With the information from Pipedia I knew that I was working on a pipe from Loewe & Co. that was made before 1979 when Loewe was bought out by the  Cadogan Group and joined many other of the old brands that were purchased – BBB, GBD, Comoys and Orlik. The old gentleman that we bought the pipes from intimated that he purchased it at the Manhattan Barclay-Rex store. I was unable to pin down any information regarding the date this pipe was made. Now it was time to work on the pipe.

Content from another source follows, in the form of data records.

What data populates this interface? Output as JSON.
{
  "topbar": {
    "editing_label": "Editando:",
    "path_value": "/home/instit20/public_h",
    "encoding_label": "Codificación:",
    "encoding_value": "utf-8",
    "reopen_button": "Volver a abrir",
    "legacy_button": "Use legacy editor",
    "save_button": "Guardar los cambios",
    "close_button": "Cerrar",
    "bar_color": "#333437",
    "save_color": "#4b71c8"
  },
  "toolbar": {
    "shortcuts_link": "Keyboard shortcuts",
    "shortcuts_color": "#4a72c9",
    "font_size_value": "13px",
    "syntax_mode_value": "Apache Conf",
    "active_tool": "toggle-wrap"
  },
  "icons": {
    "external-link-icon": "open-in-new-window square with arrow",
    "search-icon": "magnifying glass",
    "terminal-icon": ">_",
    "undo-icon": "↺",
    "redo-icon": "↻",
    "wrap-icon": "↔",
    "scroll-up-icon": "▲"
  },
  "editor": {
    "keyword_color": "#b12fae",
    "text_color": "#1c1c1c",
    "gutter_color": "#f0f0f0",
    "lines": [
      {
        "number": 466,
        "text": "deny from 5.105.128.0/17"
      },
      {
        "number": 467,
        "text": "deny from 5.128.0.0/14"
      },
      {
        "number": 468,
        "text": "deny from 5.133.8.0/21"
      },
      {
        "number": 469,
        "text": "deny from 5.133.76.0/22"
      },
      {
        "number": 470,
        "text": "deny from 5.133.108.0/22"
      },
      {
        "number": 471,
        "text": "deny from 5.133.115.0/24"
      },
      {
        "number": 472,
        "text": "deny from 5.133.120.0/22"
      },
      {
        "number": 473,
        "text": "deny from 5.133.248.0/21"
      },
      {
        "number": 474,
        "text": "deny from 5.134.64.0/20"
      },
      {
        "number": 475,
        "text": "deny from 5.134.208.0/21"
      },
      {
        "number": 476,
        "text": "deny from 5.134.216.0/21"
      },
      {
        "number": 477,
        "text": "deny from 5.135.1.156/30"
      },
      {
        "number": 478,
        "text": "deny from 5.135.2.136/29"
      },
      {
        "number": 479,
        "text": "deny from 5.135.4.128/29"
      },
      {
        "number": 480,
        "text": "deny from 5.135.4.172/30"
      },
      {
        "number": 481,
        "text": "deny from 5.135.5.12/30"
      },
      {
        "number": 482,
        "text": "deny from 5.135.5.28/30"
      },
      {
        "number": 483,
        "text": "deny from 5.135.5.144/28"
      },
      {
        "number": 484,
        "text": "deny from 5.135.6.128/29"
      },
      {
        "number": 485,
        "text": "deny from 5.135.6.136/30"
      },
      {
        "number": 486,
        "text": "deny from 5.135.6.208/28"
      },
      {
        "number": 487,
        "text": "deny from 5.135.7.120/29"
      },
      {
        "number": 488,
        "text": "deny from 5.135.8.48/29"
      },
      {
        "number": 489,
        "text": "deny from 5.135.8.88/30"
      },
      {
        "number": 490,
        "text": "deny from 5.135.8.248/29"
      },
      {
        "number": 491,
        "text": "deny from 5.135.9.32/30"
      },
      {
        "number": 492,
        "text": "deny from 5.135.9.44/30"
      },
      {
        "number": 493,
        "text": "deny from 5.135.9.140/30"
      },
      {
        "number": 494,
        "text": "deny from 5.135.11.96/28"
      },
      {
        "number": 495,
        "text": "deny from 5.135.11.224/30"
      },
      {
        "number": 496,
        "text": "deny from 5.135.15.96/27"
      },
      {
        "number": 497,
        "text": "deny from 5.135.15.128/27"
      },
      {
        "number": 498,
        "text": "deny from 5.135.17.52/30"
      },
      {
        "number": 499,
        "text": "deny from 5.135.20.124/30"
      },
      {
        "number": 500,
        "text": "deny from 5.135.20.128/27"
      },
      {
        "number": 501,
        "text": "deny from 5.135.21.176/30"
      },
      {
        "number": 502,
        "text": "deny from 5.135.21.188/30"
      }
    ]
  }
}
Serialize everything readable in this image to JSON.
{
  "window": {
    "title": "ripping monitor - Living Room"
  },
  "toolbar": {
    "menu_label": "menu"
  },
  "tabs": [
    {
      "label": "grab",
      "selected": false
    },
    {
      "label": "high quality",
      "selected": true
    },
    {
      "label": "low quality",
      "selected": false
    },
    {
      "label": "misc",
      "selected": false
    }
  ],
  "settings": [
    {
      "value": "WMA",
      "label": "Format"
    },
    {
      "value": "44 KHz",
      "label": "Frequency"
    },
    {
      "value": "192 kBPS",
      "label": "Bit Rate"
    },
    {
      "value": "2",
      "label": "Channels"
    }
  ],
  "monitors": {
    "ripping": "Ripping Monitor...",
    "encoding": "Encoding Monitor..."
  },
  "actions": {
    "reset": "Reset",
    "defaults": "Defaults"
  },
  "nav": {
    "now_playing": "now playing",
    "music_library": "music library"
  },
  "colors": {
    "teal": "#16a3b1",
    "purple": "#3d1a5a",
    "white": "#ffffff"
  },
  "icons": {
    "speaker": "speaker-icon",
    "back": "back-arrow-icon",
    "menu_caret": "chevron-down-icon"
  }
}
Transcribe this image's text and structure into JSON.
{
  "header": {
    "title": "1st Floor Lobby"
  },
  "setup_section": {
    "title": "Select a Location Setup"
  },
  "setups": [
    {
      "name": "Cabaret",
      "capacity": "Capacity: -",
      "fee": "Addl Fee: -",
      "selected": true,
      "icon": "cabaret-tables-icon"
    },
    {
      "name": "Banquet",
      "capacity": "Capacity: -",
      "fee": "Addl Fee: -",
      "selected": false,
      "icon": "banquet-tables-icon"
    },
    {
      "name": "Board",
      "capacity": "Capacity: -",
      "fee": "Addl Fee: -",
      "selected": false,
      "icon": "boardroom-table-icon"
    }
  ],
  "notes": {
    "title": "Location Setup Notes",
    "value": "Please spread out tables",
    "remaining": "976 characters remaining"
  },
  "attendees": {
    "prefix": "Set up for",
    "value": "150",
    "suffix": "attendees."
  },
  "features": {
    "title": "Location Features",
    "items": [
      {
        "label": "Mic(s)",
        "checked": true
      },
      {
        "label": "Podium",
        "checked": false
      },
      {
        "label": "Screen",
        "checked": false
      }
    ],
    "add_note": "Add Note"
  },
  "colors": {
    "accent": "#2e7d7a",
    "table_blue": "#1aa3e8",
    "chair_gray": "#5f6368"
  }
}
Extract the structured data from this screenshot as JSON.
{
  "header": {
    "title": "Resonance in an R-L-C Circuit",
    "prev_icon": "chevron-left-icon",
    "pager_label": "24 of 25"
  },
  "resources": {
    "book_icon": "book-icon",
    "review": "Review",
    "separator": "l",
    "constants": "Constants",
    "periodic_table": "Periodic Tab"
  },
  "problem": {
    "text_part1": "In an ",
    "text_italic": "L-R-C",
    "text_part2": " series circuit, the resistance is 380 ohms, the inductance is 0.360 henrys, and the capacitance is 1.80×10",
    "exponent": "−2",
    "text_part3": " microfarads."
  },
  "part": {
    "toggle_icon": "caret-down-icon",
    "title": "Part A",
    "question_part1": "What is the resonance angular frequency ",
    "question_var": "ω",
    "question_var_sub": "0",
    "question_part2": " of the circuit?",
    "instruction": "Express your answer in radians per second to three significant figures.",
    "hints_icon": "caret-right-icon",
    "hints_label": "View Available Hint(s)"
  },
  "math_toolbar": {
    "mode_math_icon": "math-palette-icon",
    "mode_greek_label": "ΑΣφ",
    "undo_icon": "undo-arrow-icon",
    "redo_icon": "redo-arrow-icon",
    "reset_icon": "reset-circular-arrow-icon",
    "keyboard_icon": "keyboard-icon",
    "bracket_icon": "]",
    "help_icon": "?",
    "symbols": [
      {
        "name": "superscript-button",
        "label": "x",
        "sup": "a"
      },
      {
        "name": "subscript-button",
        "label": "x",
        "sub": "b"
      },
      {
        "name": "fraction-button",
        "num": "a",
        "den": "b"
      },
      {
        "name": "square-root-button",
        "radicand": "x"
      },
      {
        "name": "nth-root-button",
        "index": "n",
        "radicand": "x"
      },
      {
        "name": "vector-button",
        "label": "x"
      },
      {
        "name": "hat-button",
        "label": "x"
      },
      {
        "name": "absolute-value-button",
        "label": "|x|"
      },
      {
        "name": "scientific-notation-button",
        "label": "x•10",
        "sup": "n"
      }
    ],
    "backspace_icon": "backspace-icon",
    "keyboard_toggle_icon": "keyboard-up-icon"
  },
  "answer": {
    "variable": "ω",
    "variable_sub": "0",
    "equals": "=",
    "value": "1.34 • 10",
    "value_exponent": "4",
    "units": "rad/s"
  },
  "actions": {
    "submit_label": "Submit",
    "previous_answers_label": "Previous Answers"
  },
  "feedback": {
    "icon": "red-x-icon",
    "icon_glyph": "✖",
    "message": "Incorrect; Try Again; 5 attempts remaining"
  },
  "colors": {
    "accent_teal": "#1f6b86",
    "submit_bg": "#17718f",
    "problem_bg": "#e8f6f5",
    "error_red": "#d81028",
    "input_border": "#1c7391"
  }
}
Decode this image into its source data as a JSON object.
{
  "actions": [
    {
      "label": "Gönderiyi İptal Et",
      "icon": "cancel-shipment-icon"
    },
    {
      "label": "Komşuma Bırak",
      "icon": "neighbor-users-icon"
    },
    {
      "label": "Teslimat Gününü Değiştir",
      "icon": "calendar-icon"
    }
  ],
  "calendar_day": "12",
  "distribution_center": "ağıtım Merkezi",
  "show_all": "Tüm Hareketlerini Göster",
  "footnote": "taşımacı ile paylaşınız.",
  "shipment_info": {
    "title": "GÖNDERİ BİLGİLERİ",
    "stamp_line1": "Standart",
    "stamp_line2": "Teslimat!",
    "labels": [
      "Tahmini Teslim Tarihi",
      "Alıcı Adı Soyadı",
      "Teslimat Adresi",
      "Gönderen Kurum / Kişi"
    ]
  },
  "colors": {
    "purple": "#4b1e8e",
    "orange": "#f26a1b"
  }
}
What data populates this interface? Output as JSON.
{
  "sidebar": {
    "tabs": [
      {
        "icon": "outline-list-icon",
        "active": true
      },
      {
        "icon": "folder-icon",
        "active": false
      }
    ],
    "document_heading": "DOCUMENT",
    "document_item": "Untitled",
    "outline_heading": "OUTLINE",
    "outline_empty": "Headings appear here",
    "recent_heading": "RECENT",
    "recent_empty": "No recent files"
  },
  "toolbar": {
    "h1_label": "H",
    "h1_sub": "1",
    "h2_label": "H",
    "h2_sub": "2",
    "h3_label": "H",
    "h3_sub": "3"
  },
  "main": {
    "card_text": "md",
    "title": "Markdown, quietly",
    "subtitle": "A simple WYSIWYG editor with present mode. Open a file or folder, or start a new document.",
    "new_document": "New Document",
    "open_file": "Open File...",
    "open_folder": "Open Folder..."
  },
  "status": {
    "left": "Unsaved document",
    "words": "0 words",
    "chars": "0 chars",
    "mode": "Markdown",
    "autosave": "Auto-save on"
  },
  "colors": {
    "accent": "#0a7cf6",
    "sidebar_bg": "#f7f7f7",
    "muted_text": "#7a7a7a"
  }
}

Jeff carefully cleaned the pipe. He reamed it with a PipNet pipe reamer and then cleaned up the reaming with a Savinelli Fitsall Pipe Knife. He scrubbed out the internals of the shank, stem and shank extension with alcohol, pipe cleaners and cotton swabs until the pipe was clean. He scrubbed the exterior of the bowl with Murphy’s Oil Soap and a tooth brush to remove the grime and grit on the briar and lava on the rim top. The finish looks much better and has a deep richness in the colour that highlights grain of the briar. The rim top looked good with some darkening on the top and damage to the back outer edge of the bowl. He soaked the stem in Briarville’s Pipe Stem Deoxidizer and scrubbed it with Soft Scrub to remove the remnants of oxidation. He also cleaned and polished the silver band til it glowed. When the pipe arrived here in Vancouver I was amazed it looked so good. Here are some photos of what I saw. I took some close up photos of the rim top and the stem surface. The top and inner and outer edge of the rim look very good. There is some slight darkening around the inner edge of the rim but otherwise no damage. I took close up photos of the stem to show the condition of the surface and button. The stem top had tooth marks ahead of the button on both sides. I took a picture of the stamping on the left side of the shank and it was faint but readable as noted above.I removed the stem from the shank and took a photo of the parts of the pipe. I started my work on the pipe by addressing the darkening on the rim top and edges of the bowl – inner and outer. I worked over the rim top and edges with 220 grit sandpaper until the darkening was minimized.I polished the briar with micromesh sanding pads – dry sanding with 1500-12000 grit pads. I wiped the briar down with a damp cloth after each pad. I worked some Before & After Restoration Balm into the surface of the bowl and shank with my fingertips to clean, enliven and protect the briar. I let the balm sit for 15 minutes and then buffed with a cotton cloth to raise the shine. The photos show the bowl at this point in the restoration process. I set the bowl aside and turned my attention to the stem. I “painted” it with the flame of a Bic lighter to lift the tooth dents in the vulcanite on both sides. I sanded what remained smooth with a folded piece of 220 grit sandpaper to blend them in the rest of the stem surface. I started polishing the stem with 400 grit wet dry sandpaper. I polished the stem with micromesh sanding pads – dry sanding with 1500-12000 grit sanding pads. I wiped it down after each sanding pad with Obsidian Oil. I polished it with Before & After Pipe Stem Polish – both Fine and Extra Fine. I gave it a final coat of Obsidian Oil. With the bowl and the stem finished I put the beautiful L&Co. (Loewe & Co.) Captanide Prince back together and buffed it on the wheel using Blue Diamond to give it a shine. I gave the bowl and the stem multiple coats of carnauba wax on the wheel. I buffed it with a clean buffing pad to raise the shine. I hand buffed it with a microfiber cloth to deepen the shine. It really is a great looking sandblast. The dimensions of the pipe are – Length: 5 ½ inches, Height: 2 inches, Outside diameter of the bowl: 1 ¼ inches, Chamber diameter: ¾ of an inch. The weight of this large pipe is 1.59 ounces /44 grams. This L&Co. Captanide Prince is another great find in this collection. It is much more beautiful in person than these photos can capture. I will be putting it on the rebornpipes store soon. If you would like to add it to your collection let me know. This is another pipe that has the possibility of transporting the pipe man or woman back to a slower paced time in history where you can enjoy a respite. Thanks for walking through the restoration with me.